- What is needed
Would you reproduce each line below exactly, leaving every picture out?

----- Data listing -----

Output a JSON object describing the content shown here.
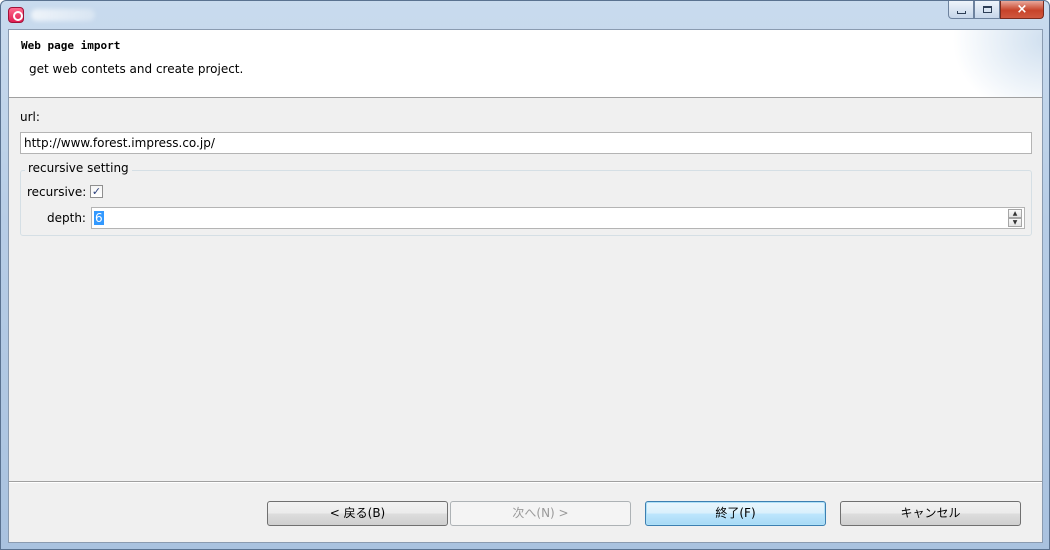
{
  "window": {
    "title": "",
    "controls": {
      "minimize": "",
      "maximize": "",
      "close": "×"
    }
  },
  "banner": {
    "title": "Web page import",
    "description": "get web contets and create project."
  },
  "form": {
    "url_label": "url:",
    "url_value": "http://www.forest.impress.co.jp/",
    "group_label": "recursive setting",
    "recursive_label": "recursive:",
    "recursive_checked": true,
    "checkmark": "✓",
    "depth_label": "depth:",
    "depth_value": "6",
    "spin_up": "▲",
    "spin_down": "▼"
  },
  "buttons": {
    "back": "< 戻る(B)",
    "next": "次へ(N) >",
    "finish": "終了(F)",
    "cancel": "キャンセル"
  },
  "icons": {
    "app": "app-logo-icon",
    "minimize": "minimize-icon",
    "maximize": "maximize-icon",
    "close": "close-icon"
  }
}
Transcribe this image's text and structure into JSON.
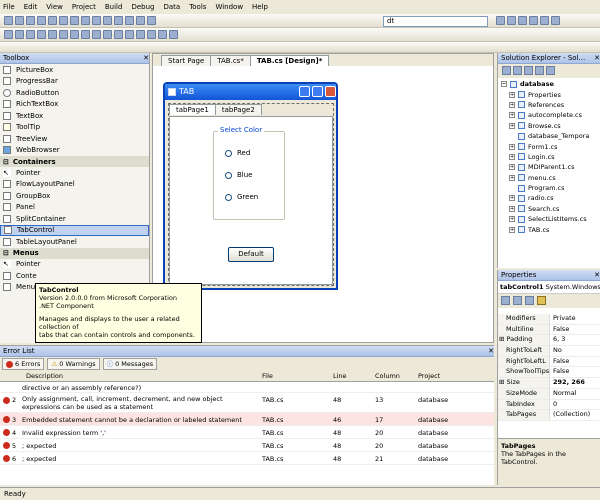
{
  "menu": [
    "File",
    "Edit",
    "View",
    "Project",
    "Build",
    "Debug",
    "Data",
    "Tools",
    "Window",
    "Help"
  ],
  "toolbar": {
    "search_value": "dt"
  },
  "toolbox": {
    "title": "Toolbox",
    "items_top": [
      "PictureBox",
      "ProgressBar",
      "RadioButton",
      "RichTextBox",
      "TextBox",
      "ToolTip",
      "TreeView",
      "WebBrowser"
    ],
    "containers_label": "Containers",
    "containers": [
      "Pointer",
      "FlowLayoutPanel",
      "GroupBox",
      "Panel",
      "SplitContainer",
      "TabControl",
      "TableLayoutPanel"
    ],
    "menus_label": "Menus",
    "menus_items": [
      "Pointer",
      "Conte",
      "Menu"
    ]
  },
  "tooltip": {
    "title": "TabControl",
    "version": "Version 2.0.0.0 from Microsoft Corporation",
    "kind": ".NET Component",
    "desc1": "Manages and displays to the user a related collection of",
    "desc2": "tabs that can contain controls and components."
  },
  "document": {
    "tabs": [
      "Start Page",
      "TAB.cs*",
      "TAB.cs [Design]*"
    ],
    "form_title": "TAB",
    "tab_pages": [
      "tabPage1",
      "tabPage2"
    ],
    "group_label": "Select Color",
    "radios": [
      "Red",
      "Blue",
      "Green"
    ],
    "button_label": "Default"
  },
  "solution_explorer": {
    "title": "Solution Explorer - Sol...",
    "project": "database",
    "items": [
      "Properties",
      "References",
      "autocomplete.cs",
      "Browse.cs",
      "database_Tempora",
      "Form1.cs",
      "Login.cs",
      "MDIParent1.cs",
      "menu.cs",
      "Program.cs",
      "radio.cs",
      "Search.cs",
      "SelectListItems.cs",
      "TAB.cs"
    ]
  },
  "properties": {
    "title": "Properties",
    "object": "tabControl1",
    "object_type": "System.Windows.",
    "rows": [
      {
        "name": "Modifiers",
        "value": "Private"
      },
      {
        "name": "Multiline",
        "value": "False"
      },
      {
        "name": "Padding",
        "value": "6, 3"
      },
      {
        "name": "RightToLeft",
        "value": "No"
      },
      {
        "name": "RightToLeftL",
        "value": "False"
      },
      {
        "name": "ShowToolTips",
        "value": "False"
      },
      {
        "name": "Size",
        "value": "292, 266"
      },
      {
        "name": "SizeMode",
        "value": "Normal"
      },
      {
        "name": "TabIndex",
        "value": "0"
      },
      {
        "name": "TabPages",
        "value": "(Collection)"
      }
    ],
    "desc_title": "TabPages",
    "desc_text": "The TabPages in the TabControl."
  },
  "error_list": {
    "title": "Error List",
    "errors_btn": "6 Errors",
    "warnings_btn": "0 Warnings",
    "messages_btn": "0 Messages",
    "headers": {
      "description": "Description",
      "file": "File",
      "line": "Line",
      "column": "Column",
      "project": "Project"
    },
    "partial_row": "directive or an assembly reference?)",
    "rows": [
      {
        "num": "2",
        "desc": "Only assignment, call, increment, decrement, and new object expressions can be used as a statement",
        "file": "TAB.cs",
        "line": "48",
        "col": "13",
        "proj": "database"
      },
      {
        "num": "3",
        "desc": "Embedded statement cannot be a declaration or labeled statement",
        "file": "TAB.cs",
        "line": "46",
        "col": "17",
        "proj": "database"
      },
      {
        "num": "4",
        "desc": "Invalid expression term ','",
        "file": "TAB.cs",
        "line": "48",
        "col": "20",
        "proj": "database"
      },
      {
        "num": "5",
        "desc": "; expected",
        "file": "TAB.cs",
        "line": "48",
        "col": "20",
        "proj": "database"
      },
      {
        "num": "6",
        "desc": "; expected",
        "file": "TAB.cs",
        "line": "48",
        "col": "21",
        "proj": "database"
      }
    ]
  },
  "status": "Ready"
}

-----

- Exercise output
Output a JSON object describing the content shown here.
{
  "window": {
    "title": "",
    "controls": {
      "minimize": "",
      "maximize": "",
      "close": "×"
    }
  },
  "banner": {
    "title": "Web page import",
    "description": "get web contets and create project."
  },
  "form": {
    "url_label": "url:",
    "url_value": "http://www.forest.impress.co.jp/",
    "group_label": "recursive setting",
    "recursive_label": "recursive:",
    "recursive_checked": true,
    "checkmark": "✓",
    "depth_label": "depth:",
    "depth_value": "6",
    "spin_up": "▲",
    "spin_down": "▼"
  },
  "buttons": {
    "back": "< 戻る(B)",
    "next": "次へ(N) >",
    "finish": "終了(F)",
    "cancel": "キャンセル"
  },
  "icons": {
    "app": "app-logo-icon",
    "minimize": "minimize-icon",
    "maximize": "maximize-icon",
    "close": "close-icon"
  }
}
Transcribe this image's text and structure into JSON.
{
  "menu": [
    "File",
    "Edit",
    "View",
    "Project",
    "Build",
    "Debug",
    "Data",
    "Tools",
    "Window",
    "Help"
  ],
  "toolbar": {
    "search_value": "dt"
  },
  "toolbox": {
    "title": "Toolbox",
    "items_top": [
      "PictureBox",
      "ProgressBar",
      "RadioButton",
      "RichTextBox",
      "TextBox",
      "ToolTip",
      "TreeView",
      "WebBrowser"
    ],
    "containers_label": "Containers",
    "containers": [
      "Pointer",
      "FlowLayoutPanel",
      "GroupBox",
      "Panel",
      "SplitContainer",
      "TabControl",
      "TableLayoutPanel"
    ],
    "menus_label": "Menus",
    "menus_items": [
      "Pointer",
      "Conte",
      "Menu"
    ]
  },
  "tooltip": {
    "title": "TabControl",
    "version": "Version 2.0.0.0 from Microsoft Corporation",
    "kind": ".NET Component",
    "desc1": "Manages and displays to the user a related collection of",
    "desc2": "tabs that can contain controls and components."
  },
  "document": {
    "tabs": [
      "Start Page",
      "TAB.cs*",
      "TAB.cs [Design]*"
    ],
    "form_title": "TAB",
    "tab_pages": [
      "tabPage1",
      "tabPage2"
    ],
    "group_label": "Select Color",
    "radios": [
      "Red",
      "Blue",
      "Green"
    ],
    "button_label": "Default"
  },
  "solution_explorer": {
    "title": "Solution Explorer - Sol...",
    "project": "database",
    "items": [
      "Properties",
      "References",
      "autocomplete.cs",
      "Browse.cs",
      "database_Tempora",
      "Form1.cs",
      "Login.cs",
      "MDIParent1.cs",
      "menu.cs",
      "Program.cs",
      "radio.cs",
      "Search.cs",
      "SelectListItems.cs",
      "TAB.cs"
    ]
  },
  "properties": {
    "title": "Properties",
    "object": "tabControl1",
    "object_type": "System.Windows.",
    "rows": [
      {
        "name": "Modifiers",
        "value": "Private"
      },
      {
        "name": "Multiline",
        "value": "False"
      },
      {
        "name": "Padding",
        "value": "6, 3"
      },
      {
        "name": "RightToLeft",
        "value": "No"
      },
      {
        "name": "RightToLeftL",
        "value": "False"
      },
      {
        "name": "ShowToolTips",
        "value": "False"
      },
      {
        "name": "Size",
        "value": "292, 266"
      },
      {
        "name": "SizeMode",
        "value": "Normal"
      },
      {
        "name": "TabIndex",
        "value": "0"
      },
      {
        "name": "TabPages",
        "value": "(Collection)"
      }
    ],
    "desc_title": "TabPages",
    "desc_text": "The TabPages in the TabControl."
  },
  "error_list": {
    "title": "Error List",
    "errors_btn": "6 Errors",
    "warnings_btn": "0 Warnings",
    "messages_btn": "0 Messages",
    "headers": {
      "description": "Description",
      "file": "File",
      "line": "Line",
      "column": "Column",
      "project": "Project"
    },
    "partial_row": "directive or an assembly reference?)",
    "rows": [
      {
        "num": "2",
        "desc": "Only assignment, call, increment, decrement, and new object expressions can be used as a statement",
        "file": "TAB.cs",
        "line": "48",
        "col": "13",
        "proj": "database"
      },
      {
        "num": "3",
        "desc": "Embedded statement cannot be a declaration or labeled statement",
        "file": "TAB.cs",
        "line": "46",
        "col": "17",
        "proj": "database"
      },
      {
        "num": "4",
        "desc": "Invalid expression term ','",
        "file": "TAB.cs",
        "line": "48",
        "col": "20",
        "proj": "database"
      },
      {
        "num": "5",
        "desc": "; expected",
        "file": "TAB.cs",
        "line": "48",
        "col": "20",
        "proj": "database"
      },
      {
        "num": "6",
        "desc": "; expected",
        "file": "TAB.cs",
        "line": "48",
        "col": "21",
        "proj": "database"
      }
    ]
  },
  "status": "Ready"
}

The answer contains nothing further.